“Things get really busy in May,” she said. “That’s when the entries come in.”
One of the most time-consuming tasks is data entry, said board member Cameron Bowersock, of Anna. The hundreds of entry forms are submitted in hard copy and all the information has to be computerized on one giant spreadsheet. That’s done by board members, painstakingly typing it all in. It takes as many as eight people working two weeks to complete the task. Then the spreadsheets are divided by contest and class and sheets of participants, called class lists, are prepared. Every person who enters a competition gets a class list showing who all the entrants are in his category.
Once someone has entered a project, he can withdraw — scratch — it, but he can’t add another or change his entry. Entrants must follow specific guidelines as published in the fair book and distributed by the clubs.
The committees must then recruit judges for each category of entries. The number of entries determines how many judges are needed.
“We have lists of judges,” said Evan Burden, of Sidney.
“We call other counties if we need more,” added Gaerke. The judges are paid a small honorarium for helping out.

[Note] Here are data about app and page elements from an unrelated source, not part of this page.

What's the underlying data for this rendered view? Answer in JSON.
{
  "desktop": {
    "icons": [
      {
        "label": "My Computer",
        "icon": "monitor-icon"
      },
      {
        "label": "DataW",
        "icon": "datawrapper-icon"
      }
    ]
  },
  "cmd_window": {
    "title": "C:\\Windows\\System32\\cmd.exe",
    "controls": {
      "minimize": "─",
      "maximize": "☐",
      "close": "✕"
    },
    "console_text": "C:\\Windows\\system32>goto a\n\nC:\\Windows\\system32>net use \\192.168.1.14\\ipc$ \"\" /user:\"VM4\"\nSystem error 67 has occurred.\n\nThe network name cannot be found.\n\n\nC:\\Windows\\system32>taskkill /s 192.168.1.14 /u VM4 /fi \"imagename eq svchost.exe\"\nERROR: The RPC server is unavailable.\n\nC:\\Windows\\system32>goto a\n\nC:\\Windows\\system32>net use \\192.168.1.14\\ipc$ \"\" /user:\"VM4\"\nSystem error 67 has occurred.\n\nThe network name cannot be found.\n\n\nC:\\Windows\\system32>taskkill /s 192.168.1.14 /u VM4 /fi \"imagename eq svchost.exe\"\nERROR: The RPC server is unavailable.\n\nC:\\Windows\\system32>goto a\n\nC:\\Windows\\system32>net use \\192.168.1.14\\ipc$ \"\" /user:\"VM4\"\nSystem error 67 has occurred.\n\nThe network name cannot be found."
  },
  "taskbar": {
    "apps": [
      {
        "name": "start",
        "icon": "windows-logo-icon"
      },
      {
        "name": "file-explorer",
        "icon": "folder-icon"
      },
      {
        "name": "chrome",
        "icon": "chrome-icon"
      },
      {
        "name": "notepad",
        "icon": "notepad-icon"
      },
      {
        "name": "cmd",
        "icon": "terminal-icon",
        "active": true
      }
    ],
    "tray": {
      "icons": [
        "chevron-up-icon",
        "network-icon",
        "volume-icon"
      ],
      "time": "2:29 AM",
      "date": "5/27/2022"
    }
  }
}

Two or three weeks in advance, the board sends letters to entrants, telling them what the judging schedule will be and what to expect during the examinations by the judges.
Much of the judging takes place in the week immediately preceding the fair. On a busy Thursday this week, Gaerke, Bowersock and Burden were joined by fellow board members Grace Maurer, of Anna, and Hanna Michael, of Sidney, to check people in and make sure judges had everything they needed. Prefair judging has just concluded for this year. Throughout the week, junior fair board committee members worked from 7:30 a.m. to as late as 9 p.m. to set up and oversee the judging process each day.
Each entrant who completes a project is awarded a ribbon and a voucher. Ribbons are ranked A, B and C.
“We haven’t given out any C ribbons in years,” Gaerke said. The vouchers for A ribbons can be exchanged during the fair for $3. B ribbon vouchers are worth $2 each. The awards are made by the judges, based on the quality of the projects.
During the fair, the board oversees all the project judging that doesn’t happen as prefair judging. The full board meets at 10 p.m. every night of fair week to assess what happened during the day and to finalize plans for the next day.
Being a junior fair board member incurs a big learning curve, according to first-term member Burden.
“I have to learn how to do everything properly, so when older kids leave, they leave it in good hands, so we can keep the board running efficiently,” he said.
Gaerke is writing a checklist for next year’s president.
“I had to learn about a lot of committees, not just mine,” she said. “It’s a lot of work, but we all love it.” Her junior fair board experience has pointed her toward her future. She plans to study operations management in agriculture when she goes to college next year.
The board plans a fundraiser during the year. Funds are used to repair and upgrade the junior fair buildings on the fairgrounds and pay for awards that are not sponsored. Each board member is paid 50 cents per hour for up to 100 hours of work per year. Each member works for many, many more than 100 hours.
“They have crazy schedules and they keep giving and giving,” said Gaerke’s mother and a board adviser, Judie.
In addition, many on the board have part-time jobs and participate in school activities, as well as developing their own fair entries.
“Projects, jobs, sports — whew!” said Burden. “But (the junior fair board) is a good group of people to be around.”
Other junior fair board members are Addie White, Sara Maurer, Emma Mertz, Olivia Maurer, Kyle Maurer, Owen Michael, Chare Jefferies, Emily Bohman, Maissen Akers, Madison Allison, Luke Bohman, Caleb Pleiman, Megan Maurer, Cole Tebbe, Carly Drury, Kelsey Zircher, Ben Snavely, Micah Smock, Laura Brubaker, Bradley Burden, Nathan Poeppelman, Allison McCummons and Kaitlyn Ellison.
They are aided by 19 adult advisers.
Reach the writer at 937-538-4824.